- [AIM OF THE TASK]:
Within the listing below, please show every line carrying the string "JSON".

- [TASK INPUTS]:
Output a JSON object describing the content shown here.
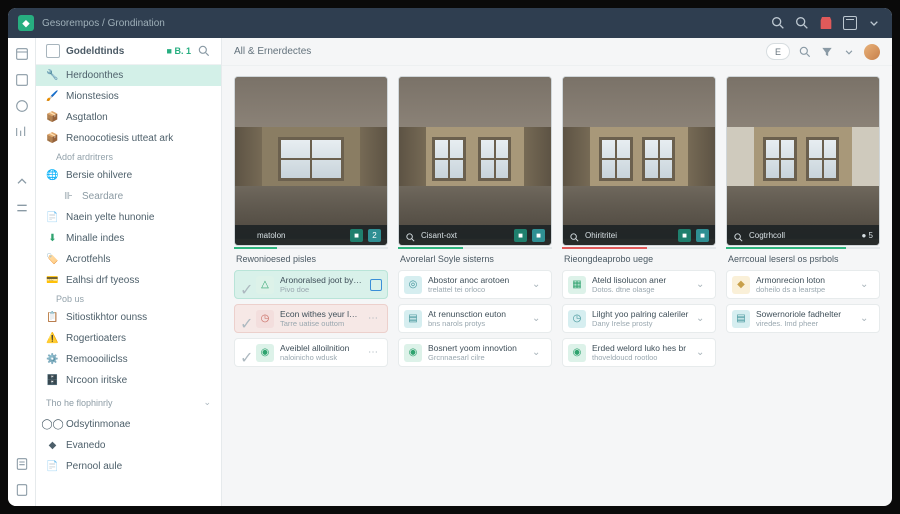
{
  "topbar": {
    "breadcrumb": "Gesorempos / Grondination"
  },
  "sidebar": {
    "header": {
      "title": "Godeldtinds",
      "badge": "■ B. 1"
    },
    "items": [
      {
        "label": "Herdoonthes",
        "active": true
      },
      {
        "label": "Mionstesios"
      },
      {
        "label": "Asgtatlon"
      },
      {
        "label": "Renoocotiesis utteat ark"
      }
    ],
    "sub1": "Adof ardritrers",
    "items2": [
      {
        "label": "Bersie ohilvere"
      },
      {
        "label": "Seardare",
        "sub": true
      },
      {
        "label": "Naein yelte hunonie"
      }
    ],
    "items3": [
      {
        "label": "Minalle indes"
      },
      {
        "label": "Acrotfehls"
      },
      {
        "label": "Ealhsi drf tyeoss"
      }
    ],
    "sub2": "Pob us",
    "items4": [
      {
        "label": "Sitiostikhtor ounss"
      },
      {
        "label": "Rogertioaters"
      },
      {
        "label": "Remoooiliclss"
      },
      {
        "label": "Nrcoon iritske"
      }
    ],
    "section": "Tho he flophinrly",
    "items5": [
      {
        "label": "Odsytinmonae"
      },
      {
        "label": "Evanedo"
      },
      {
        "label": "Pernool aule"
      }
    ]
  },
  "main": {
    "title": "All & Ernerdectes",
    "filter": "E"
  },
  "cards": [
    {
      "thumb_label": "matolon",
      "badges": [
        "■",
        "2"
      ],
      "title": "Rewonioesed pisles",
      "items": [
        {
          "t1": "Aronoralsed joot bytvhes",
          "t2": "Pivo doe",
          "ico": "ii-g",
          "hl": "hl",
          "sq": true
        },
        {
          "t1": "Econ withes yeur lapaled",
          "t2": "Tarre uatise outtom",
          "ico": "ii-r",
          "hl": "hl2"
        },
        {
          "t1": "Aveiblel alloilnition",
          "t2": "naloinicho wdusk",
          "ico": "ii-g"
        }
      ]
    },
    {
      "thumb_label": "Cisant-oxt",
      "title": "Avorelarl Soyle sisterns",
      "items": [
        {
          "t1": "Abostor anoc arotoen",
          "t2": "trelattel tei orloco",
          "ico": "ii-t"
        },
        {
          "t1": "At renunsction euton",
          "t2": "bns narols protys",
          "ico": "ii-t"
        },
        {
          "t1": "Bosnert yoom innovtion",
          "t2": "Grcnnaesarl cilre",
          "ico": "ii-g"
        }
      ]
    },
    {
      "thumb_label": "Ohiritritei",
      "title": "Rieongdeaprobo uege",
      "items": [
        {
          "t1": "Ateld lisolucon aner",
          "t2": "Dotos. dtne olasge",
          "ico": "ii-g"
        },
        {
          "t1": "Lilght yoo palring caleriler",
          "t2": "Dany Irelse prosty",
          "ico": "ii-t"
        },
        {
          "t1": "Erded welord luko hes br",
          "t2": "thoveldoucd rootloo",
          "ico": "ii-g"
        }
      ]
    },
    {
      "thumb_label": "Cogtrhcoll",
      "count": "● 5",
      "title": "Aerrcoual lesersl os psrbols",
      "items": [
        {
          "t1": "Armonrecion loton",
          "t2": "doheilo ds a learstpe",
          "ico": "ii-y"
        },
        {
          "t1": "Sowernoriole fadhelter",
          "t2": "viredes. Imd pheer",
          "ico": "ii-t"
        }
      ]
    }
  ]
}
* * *
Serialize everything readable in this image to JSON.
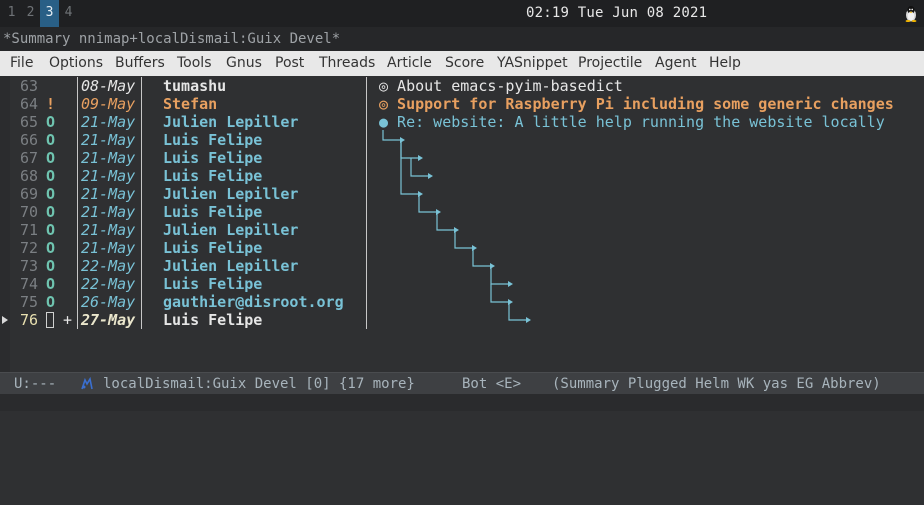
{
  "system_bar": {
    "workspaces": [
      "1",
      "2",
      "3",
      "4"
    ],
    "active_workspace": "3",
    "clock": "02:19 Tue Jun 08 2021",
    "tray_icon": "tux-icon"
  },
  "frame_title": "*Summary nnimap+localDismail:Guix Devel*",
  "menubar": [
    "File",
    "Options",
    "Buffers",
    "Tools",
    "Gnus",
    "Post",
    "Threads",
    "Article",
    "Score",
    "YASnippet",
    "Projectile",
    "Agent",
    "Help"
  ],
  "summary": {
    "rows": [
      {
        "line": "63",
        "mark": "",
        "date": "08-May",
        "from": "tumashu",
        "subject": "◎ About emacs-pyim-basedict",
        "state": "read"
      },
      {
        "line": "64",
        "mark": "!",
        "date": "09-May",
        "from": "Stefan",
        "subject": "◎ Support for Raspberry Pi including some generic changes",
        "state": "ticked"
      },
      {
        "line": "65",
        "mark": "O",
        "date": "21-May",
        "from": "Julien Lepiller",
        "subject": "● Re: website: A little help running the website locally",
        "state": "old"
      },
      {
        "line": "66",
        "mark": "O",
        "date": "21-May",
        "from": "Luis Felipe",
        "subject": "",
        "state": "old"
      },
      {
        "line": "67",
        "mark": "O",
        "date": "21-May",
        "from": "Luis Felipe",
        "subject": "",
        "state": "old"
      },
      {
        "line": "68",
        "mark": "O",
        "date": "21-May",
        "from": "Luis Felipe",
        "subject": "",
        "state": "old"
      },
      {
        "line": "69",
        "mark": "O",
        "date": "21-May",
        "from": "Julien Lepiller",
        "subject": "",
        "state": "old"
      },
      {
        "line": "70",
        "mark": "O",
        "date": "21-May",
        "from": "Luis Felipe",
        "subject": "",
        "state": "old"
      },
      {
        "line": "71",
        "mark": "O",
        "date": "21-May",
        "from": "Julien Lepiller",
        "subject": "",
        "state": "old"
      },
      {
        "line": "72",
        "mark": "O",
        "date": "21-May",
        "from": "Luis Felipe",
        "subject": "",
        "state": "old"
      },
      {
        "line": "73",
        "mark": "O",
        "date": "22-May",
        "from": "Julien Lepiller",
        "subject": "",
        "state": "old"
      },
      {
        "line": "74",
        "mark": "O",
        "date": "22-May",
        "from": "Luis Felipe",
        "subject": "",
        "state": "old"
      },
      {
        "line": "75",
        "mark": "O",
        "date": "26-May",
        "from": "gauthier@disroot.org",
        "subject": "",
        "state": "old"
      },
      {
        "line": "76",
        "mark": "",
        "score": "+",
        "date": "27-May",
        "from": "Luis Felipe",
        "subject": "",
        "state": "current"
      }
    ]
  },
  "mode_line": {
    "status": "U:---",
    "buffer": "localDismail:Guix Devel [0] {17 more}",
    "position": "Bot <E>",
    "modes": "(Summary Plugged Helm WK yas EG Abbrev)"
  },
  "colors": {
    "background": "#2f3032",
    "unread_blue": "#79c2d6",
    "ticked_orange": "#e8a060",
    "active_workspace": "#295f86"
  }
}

- [RESULT OF THIS EXERCISE]:
Output a JSON object describing the content shown here.
Serialize everything readable in this image to JSON.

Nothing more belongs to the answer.